      China black teas are mainly exported and make up for about 20% of China’s tea production. The three primary groups of black teas include: classic, smoked and flavoured.

     The tea region of Yunnan is beautiful at a high altitude that produces classic black teas with golden tips. Yunnan teas have a mellow and pleasing aroma with a unique and distinctive taste and can be drunk anytime of the day. These teas are popular in France and have the names of Yunnan, Grand Yunan, and Yunnan Imperial.

     Pu erh teas are produced in Yunnan and are compressed into tea nests (resembling the shape of a bird’s nest). This tea is also sold as a loose-leaf tea. The liquor is a dark color of red, has a special earthy taste, and is low in caffeine making it ideal for drinking throughout the day.

     Keemun tea has short leaves and an elegant taste, which is also low in caffeine.

     Smoked teas are produced in the region of Fujian since the seventeenth century, and include Lapsang Souchong, and Tarry Souchong. These teas were created when a tea maker centuries ago in China, lit a fire made of pine wood to hasten the drying process.

     Flavoured teas are black teas scented with orchids, chrysanthemums, lotus flowers and jasmine. Black teas should be infused for five minutes in water at 203 F.

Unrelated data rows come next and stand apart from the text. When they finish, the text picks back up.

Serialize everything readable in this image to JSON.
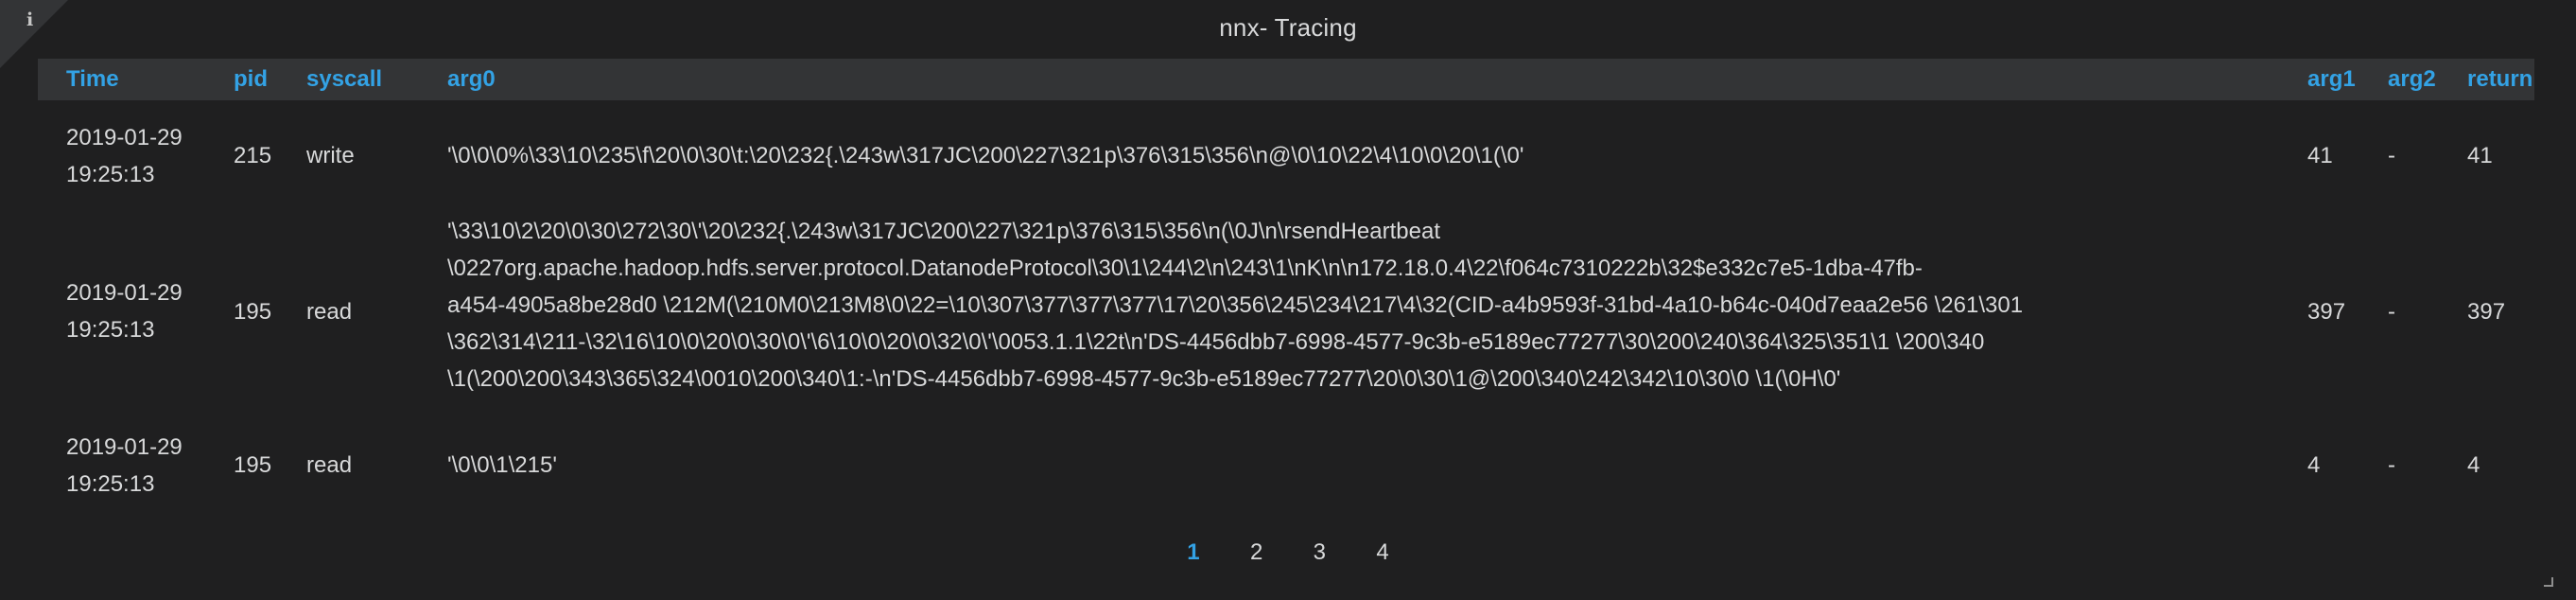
{
  "panel": {
    "title": "nnx- Tracing",
    "info_icon": "info-icon",
    "info_glyph": "i"
  },
  "table": {
    "columns": [
      "Time",
      "pid",
      "syscall",
      "arg0",
      "arg1",
      "arg2",
      "return"
    ],
    "rows": [
      {
        "time_date": "2019-01-29",
        "time_clock": "19:25:13",
        "pid": "215",
        "syscall": "write",
        "arg0": "'\\0\\0\\0%\\33\\10\\235\\f\\20\\0\\30\\t:\\20\\232{.\\243w\\317JC\\200\\227\\321p\\376\\315\\356\\n@\\0\\10\\22\\4\\10\\0\\20\\1(\\0'",
        "arg1": "41",
        "arg2": "-",
        "return": "41"
      },
      {
        "time_date": "2019-01-29",
        "time_clock": "19:25:13",
        "pid": "195",
        "syscall": "read",
        "arg0_lines": [
          "'\\33\\10\\2\\20\\0\\30\\272\\30\\'\\20\\232{.\\243w\\317JC\\200\\227\\321p\\376\\315\\356\\n(\\0J\\n\\rsendHeartbeat",
          "\\0227org.apache.hadoop.hdfs.server.protocol.DatanodeProtocol\\30\\1\\244\\2\\n\\243\\1\\nK\\n\\n172.18.0.4\\22\\f064c7310222b\\32$e332c7e5-1dba-47fb-",
          "a454-4905a8be28d0 \\212M(\\210M0\\213M8\\0\\22=\\10\\307\\377\\377\\377\\17\\20\\356\\245\\234\\217\\4\\32(CID-a4b9593f-31bd-4a10-b64c-040d7eaa2e56 \\261\\301",
          "\\362\\314\\211-\\32\\16\\10\\0\\20\\0\\30\\0\\'\\6\\10\\0\\20\\0\\32\\0\\'\\0053.1.1\\22t\\n'DS-4456dbb7-6998-4577-9c3b-e5189ec77277\\30\\200\\240\\364\\325\\351\\1 \\200\\340",
          "\\1(\\200\\200\\343\\365\\324\\0010\\200\\340\\1:-\\n'DS-4456dbb7-6998-4577-9c3b-e5189ec77277\\20\\0\\30\\1@\\200\\340\\242\\342\\10\\30\\0 \\1(\\0H\\0'"
        ],
        "arg1": "397",
        "arg2": "-",
        "return": "397"
      },
      {
        "time_date": "2019-01-29",
        "time_clock": "19:25:13",
        "pid": "195",
        "syscall": "read",
        "arg0": "'\\0\\0\\1\\215'",
        "arg1": "4",
        "arg2": "-",
        "return": "4"
      }
    ]
  },
  "pagination": {
    "pages": [
      "1",
      "2",
      "3",
      "4"
    ],
    "active": "1"
  },
  "colors": {
    "background": "#1f1f20",
    "header_background": "#333436",
    "accent": "#33a2e5",
    "text": "#d8d9da"
  }
}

     Oolong teas are semi-fermented teas which are also called blue-green teas, and come from the region of Fujian. Some teas include: Shui Hsein (Water Fairies), which has spice tones and a smooth flavour, Ti Kuan Yin (Iron Goddess of Mercy) with a flowery taste and dark leaves.

     Feng Huang Dan Gong is a tea with twisted long leaves and comes from the region of Guangdon.  These Oolong teas are used for the Chinese Tea ceremony, the Gong Fu Cha. Oolongs should be infused for seven minutes in water at 203 F.

     As the second largest tea producer in the world, China provides exquisite and invaluable teas which include green, white, black, and Oolong. The abundant plantations and ideal climatic conditions for the manufacturing and processing of tea ensure a continual provision for many centuries to come.

copyright Deidre R. Bissonette

References:

Dattner, Christine. 2003. The Book of Green Tea, Universe Publishing

 

 

Advertisements

About teahouse1

I have a Bible College Diploma, attended the University of Winnipeg, and Camosun College in Victoria. I write poetry, and articles, check out my portfolio at: http://deidre-r-burden.writersresidence.com
This entry was posted in Tea. Bookmark the permalink.

2 Responses to The Teas of China

  1. Grinnyguy says:

    What a wonderful summary of chinese tea. I tend to think that chinese tea is the best, but of course there are very good teas from other parts of the world as well

    Somehow I hadn’t noticed that you commented on my blog many months ago. I tried to write poetry once more since then but didn’t get anywhere. I like yours!

    • teahouse1 says:

      Hi There,
      Just noticed your comment-Thank you so much! I plan to publish my poetry- I will try be writing more on teas very soon-have been so busy and finishing a freelance writing certificate… Do you live in England?
      Have a great day!

thank you- I will reply as soon as possible!

Fill in your details below or click an icon to log in:

WordPress.com Logo

You are commenting using your WordPress.com account. Log Out / Change )

Twitter picture

You are commenting using your Twitter account. Log Out / Change )

Facebook photo

You are commenting using your Facebook account. Log Out / Change )

Google+ photo

You are commenting using your Google+ account. Log Out / Change )

Connecting to %s